Cunningham is completing a PhD at the W.E.B. Du Bois Department of Afro-American Studies at the University of Massachusetts, Amherst in African American studies with a concentration in ethnomusicology. Cunningham received an MA in ethnomusicology from the University of Maryland, College Park, a MA in jazz performance from the Aaron Copland School of Music at Queens College and a Bachelor of Music in jazz studies from Howard University. 

In 2017 she received a Fulbright fellowship to research how traditional music is used to teach national identity to primary school students in Botswana. Cunningham is also a two-time award recipient of the National Endowment for the Humanities Summer Scholar fellowship to study African American Gullah culture, as well as African American culture and blues traditions in the Mississippi Delta. In 2016 she received a Fulbright Teachers for Global Classrooms fellowship and a Fund for Teachers fellowship to research traditional music in Ghana and India.   She has presented her research and writing at conferences nationally and internationally at the Society for Ethnomusicology, the Association for the Study of African American Life and Culture (ASALH), the National Council for Black Studies (NCBS), the University of Nottingham, the University of Albany and New York University.

In 2017, Cunningham launched Ethnomusicology In Action, a project of Themba Arts and Culture, Inc., that uses educational programs, curriculum development, professional development for teachers, music recordings and broadcast media to advance heritage education about Afro descendant expressive cultures, music, and other arts.  From 2018 to 2020 Cunningham through Ethnomusicology In Action presented a radio show on WOWD 94.3 FM called Music In Culture: Sounds of the Black Experience, that uses the approach of ethnomusicology to explore the many genres of Black music from all over the world: from African American jazz and blues to Afro Brazilian Samba Schools and South African protest anthems.
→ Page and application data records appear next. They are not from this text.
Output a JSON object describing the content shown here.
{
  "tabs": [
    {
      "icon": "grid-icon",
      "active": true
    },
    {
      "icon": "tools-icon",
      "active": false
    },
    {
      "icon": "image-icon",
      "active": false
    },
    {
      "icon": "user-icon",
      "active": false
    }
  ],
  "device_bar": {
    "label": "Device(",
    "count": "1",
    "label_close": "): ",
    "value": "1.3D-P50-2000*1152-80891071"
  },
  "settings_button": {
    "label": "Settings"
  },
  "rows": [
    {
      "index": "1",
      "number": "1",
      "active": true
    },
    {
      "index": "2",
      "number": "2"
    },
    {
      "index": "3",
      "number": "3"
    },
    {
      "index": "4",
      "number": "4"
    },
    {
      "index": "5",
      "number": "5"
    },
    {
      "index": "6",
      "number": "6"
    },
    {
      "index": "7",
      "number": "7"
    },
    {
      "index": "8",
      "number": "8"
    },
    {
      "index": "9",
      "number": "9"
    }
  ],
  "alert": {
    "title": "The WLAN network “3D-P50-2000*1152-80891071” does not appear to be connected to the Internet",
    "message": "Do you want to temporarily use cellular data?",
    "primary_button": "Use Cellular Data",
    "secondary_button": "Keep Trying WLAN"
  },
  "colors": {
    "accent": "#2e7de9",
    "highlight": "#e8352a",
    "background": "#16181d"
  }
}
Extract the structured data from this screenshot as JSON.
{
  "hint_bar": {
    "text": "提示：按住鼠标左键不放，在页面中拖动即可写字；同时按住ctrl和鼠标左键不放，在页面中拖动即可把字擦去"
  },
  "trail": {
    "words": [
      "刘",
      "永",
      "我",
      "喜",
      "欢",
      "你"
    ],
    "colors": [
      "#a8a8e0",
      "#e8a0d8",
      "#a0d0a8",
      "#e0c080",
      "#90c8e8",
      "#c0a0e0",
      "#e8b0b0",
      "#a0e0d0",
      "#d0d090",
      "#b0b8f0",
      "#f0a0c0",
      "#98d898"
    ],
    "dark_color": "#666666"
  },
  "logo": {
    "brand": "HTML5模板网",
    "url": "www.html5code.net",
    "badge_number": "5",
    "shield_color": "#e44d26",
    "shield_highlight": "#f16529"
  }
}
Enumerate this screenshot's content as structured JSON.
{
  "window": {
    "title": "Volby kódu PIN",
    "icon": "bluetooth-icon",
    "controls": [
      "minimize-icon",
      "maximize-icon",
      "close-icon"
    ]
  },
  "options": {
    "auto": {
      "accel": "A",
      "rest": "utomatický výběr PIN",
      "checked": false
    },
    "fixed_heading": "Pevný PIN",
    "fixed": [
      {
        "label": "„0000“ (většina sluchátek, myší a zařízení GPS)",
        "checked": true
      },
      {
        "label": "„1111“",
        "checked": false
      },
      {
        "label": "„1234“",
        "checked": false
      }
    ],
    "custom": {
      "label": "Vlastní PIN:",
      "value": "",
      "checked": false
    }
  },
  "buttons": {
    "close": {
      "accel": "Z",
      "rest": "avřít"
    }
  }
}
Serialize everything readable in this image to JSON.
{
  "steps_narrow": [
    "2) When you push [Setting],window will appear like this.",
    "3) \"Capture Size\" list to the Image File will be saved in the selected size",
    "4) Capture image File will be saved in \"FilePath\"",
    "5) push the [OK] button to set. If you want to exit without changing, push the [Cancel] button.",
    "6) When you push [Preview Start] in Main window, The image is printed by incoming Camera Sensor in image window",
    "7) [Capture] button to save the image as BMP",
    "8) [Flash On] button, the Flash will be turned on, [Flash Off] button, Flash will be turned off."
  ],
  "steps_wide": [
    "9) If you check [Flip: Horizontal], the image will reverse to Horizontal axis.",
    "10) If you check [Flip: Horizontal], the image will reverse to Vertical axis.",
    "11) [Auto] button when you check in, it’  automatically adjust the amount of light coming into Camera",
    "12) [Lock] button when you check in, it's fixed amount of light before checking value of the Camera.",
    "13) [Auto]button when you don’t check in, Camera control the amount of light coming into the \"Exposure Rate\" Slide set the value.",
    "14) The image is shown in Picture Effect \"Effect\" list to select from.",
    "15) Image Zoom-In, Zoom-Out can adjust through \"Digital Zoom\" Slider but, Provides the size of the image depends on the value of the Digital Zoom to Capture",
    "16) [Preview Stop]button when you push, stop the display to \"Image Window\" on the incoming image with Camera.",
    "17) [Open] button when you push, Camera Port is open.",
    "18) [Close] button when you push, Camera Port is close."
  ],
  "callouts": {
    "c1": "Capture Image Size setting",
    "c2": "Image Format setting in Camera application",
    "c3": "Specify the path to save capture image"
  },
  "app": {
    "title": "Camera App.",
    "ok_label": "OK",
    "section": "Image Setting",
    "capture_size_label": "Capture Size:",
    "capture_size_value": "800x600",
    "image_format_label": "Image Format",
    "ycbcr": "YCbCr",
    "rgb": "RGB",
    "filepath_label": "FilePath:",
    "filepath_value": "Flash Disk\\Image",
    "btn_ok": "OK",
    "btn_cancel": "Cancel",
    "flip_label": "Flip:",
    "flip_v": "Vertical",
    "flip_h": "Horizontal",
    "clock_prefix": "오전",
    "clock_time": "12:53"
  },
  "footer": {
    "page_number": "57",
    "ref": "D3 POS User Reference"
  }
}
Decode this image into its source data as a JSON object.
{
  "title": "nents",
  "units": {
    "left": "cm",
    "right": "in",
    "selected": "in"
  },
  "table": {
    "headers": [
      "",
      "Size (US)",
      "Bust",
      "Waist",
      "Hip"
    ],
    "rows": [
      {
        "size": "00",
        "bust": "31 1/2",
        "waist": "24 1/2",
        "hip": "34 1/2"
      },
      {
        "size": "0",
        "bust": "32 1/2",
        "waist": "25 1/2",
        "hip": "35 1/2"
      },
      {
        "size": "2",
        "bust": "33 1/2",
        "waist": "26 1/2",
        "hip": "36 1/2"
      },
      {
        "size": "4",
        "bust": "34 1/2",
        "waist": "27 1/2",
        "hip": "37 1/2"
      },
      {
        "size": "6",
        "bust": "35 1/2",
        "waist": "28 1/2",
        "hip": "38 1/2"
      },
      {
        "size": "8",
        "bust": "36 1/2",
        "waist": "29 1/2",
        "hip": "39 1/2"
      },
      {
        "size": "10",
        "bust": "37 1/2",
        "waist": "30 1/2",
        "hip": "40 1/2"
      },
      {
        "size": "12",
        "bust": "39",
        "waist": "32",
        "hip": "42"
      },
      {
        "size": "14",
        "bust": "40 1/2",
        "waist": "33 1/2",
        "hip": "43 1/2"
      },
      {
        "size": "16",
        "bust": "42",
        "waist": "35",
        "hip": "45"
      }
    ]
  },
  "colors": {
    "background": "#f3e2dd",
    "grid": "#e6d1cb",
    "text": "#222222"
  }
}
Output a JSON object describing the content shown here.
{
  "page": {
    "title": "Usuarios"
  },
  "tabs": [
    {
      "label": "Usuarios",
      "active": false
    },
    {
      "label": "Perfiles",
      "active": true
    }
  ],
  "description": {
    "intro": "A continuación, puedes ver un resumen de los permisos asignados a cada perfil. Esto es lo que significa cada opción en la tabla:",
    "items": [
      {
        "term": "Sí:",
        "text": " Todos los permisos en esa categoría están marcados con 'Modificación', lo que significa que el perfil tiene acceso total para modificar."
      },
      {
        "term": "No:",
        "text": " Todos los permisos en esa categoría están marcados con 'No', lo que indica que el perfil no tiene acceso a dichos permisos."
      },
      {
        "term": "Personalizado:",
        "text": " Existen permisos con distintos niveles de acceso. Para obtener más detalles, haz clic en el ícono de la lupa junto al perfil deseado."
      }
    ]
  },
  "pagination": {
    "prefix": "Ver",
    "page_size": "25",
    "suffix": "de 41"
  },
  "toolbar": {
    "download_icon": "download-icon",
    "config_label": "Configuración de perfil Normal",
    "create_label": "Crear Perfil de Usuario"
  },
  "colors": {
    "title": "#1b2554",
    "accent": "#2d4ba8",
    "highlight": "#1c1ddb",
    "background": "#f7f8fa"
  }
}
Cunningham has worked as a music, culture, and applied ethnomusicology consultant with Smithsonian Folkways Records, on the Song Advisory Board of Music Together, LLC., and with several school districts. She is Co-Chair and Co-Founder of the Jazz Special Interest Group, and Secretary of the African/African Diasporic Music Section of the Society of Ethnomusicology. Cunningham also has eighteen years of experience in music education and directing community-based arts programs. She has traveled all over the world conducting research and learning traditional music.